One of the things that makes writing about music so difficult for me is that I genuinely do not understand why people listen to music. Or rather, I do not understand what people (who are not musicians) hear when they listen to music.
In a way, being a trained musician forever wrecked my perception of music as music. It’s like knowing how the magician’s tricks are done. I can appreciate the artistry and virtuosity of the act, but I cannot ever again be fooled by the illusion. I can never again experience music as simply a listener.
That is one of the reasons why I have always been drawn to extreme forms of music – atonality, free-jazz, punk-rock, noise – music where the boundaries of “common practice” are radically extended (or overthrown), where the "tricks" are not so easy to detect and that vertiginous rush of unfamiliarity can still be felt.
My appreciation of music is inextricably tied up with my knowledge of how it’s put together, while at the same time, I know all too well that a description of music’s constituent parts is not a description of the whole. Such a description is not the thing itself - just as the score is not the thing itself - and it seems to me that the closer you focus on music’s construction, the further you get from its essence. For example, to say that the chord sequence I7-IV7-V7 explains how the “blues trick” is done is not even remotely useful in explaining how the blues touches your soul. It tells the aspiring musician a little bit about how to go about playing the music, but it doesn’t even begin to explain why he or she might want to do so. To say that Schoenberg used all twelve notes of the octave explains the modernist “trick” also obscures the music's beauty and expression.
For the non-musician, all of this verbiage is just useless jargon and for the musician whose understanding is limited to the notes on a page, the music will be badly played and poorly understood. And what does the non-musician get out of any of this? And what can be said about any of this that doesn’t sound reductionist and stupid?
What is it that people want out of music? Why is it so important – so necessary - yet so hard to talk about? Its ineffable quality is no doubt a big part of its attraction to the human spirit since music is pure abstraction - nothing but the movement of air in the passage of time. There is something about music that is pre-verbal, innate.
Then another thing that makes writing about music difficult for me is that the act of writing is not pleasurable for me. I struggle with every word, every phrase, every sentence. Everything I write seems utterly banal once it’s there on the page (or screen): Nothing but a labored exposition on the obvious and unremarkable. And, if you hadn’t noticed by now, I have a tendency to kind of, um, overstate things, which probably undermines whatever point it is I think I'm trying to make.

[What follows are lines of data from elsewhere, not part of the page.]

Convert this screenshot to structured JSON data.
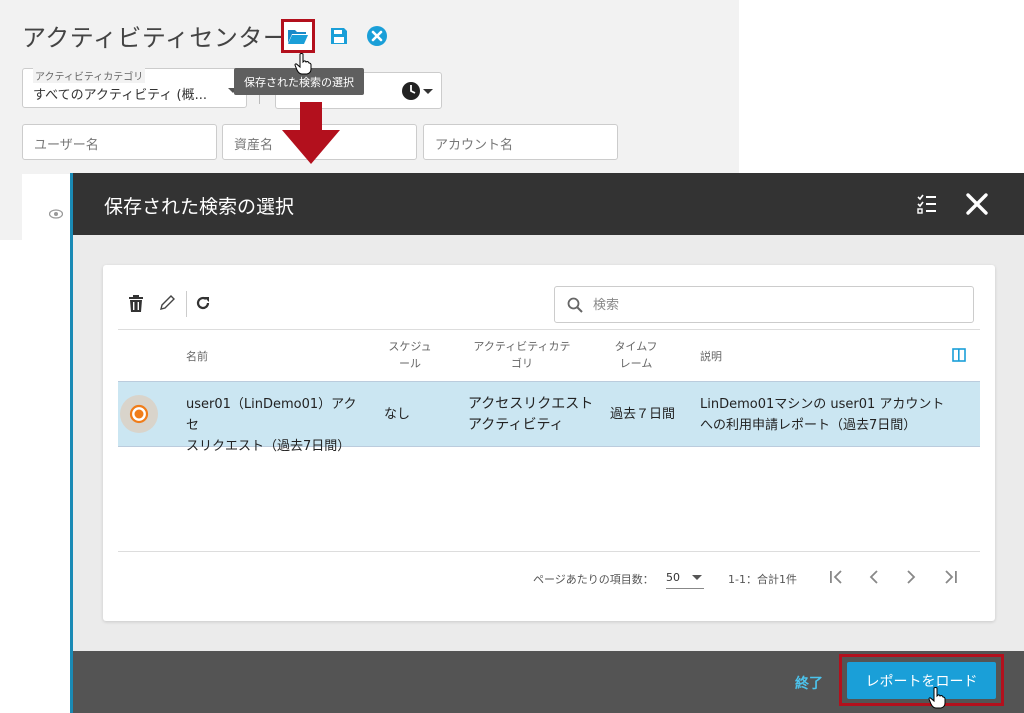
{
  "page": {
    "title": "アクティビティセンター",
    "tooltip": "保存された検索の選択",
    "category_select": {
      "label": "アクティビティカテゴリ",
      "value": "すべてのアクティビティ (概..."
    },
    "filters": {
      "user_placeholder": "ユーザー名",
      "asset_placeholder": "資産名",
      "account_placeholder": "アカウント名"
    },
    "icons": {
      "open": "folder-open-icon",
      "save": "save-icon",
      "clear": "close-circle-icon",
      "time": "clock-icon"
    }
  },
  "modal": {
    "title": "保存された検索の選択",
    "search_placeholder": "検索",
    "columns": {
      "name": "名前",
      "schedule": [
        "スケジュ",
        "ール"
      ],
      "category": [
        "アクティビティカテ",
        "ゴリ"
      ],
      "timeframe": [
        "タイムフ",
        "レーム"
      ],
      "description": "説明"
    },
    "rows": [
      {
        "name": [
          "user01（LinDemo01）アクセ",
          "スリクエスト（過去7日間）"
        ],
        "schedule": "なし",
        "category": [
          "アクセスリクエスト",
          "アクティビティ"
        ],
        "timeframe": "過去７日間",
        "description": [
          "LinDemo01マシンの user01 アカウント",
          "への利用申請レポート（過去7日間）"
        ],
        "selected": true
      }
    ],
    "pager": {
      "per_page_label": "ページあたりの項目数：",
      "per_page_value": "50",
      "range": "1-1：合計1件"
    },
    "footer": {
      "cancel_label": "終了",
      "load_label": "レポートをロード"
    }
  },
  "colors": {
    "accent": "#1a9fd8",
    "highlight_red": "#b3101d",
    "header_dark": "#333333",
    "row_selected": "#cbe6f2",
    "radio_orange": "#f07d1a"
  }
}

Why am I doing this? Why do I care so much about music that I actually want to write about it? And why would anyone care about music enough to read what I have to write about it? It’s a mystery to me.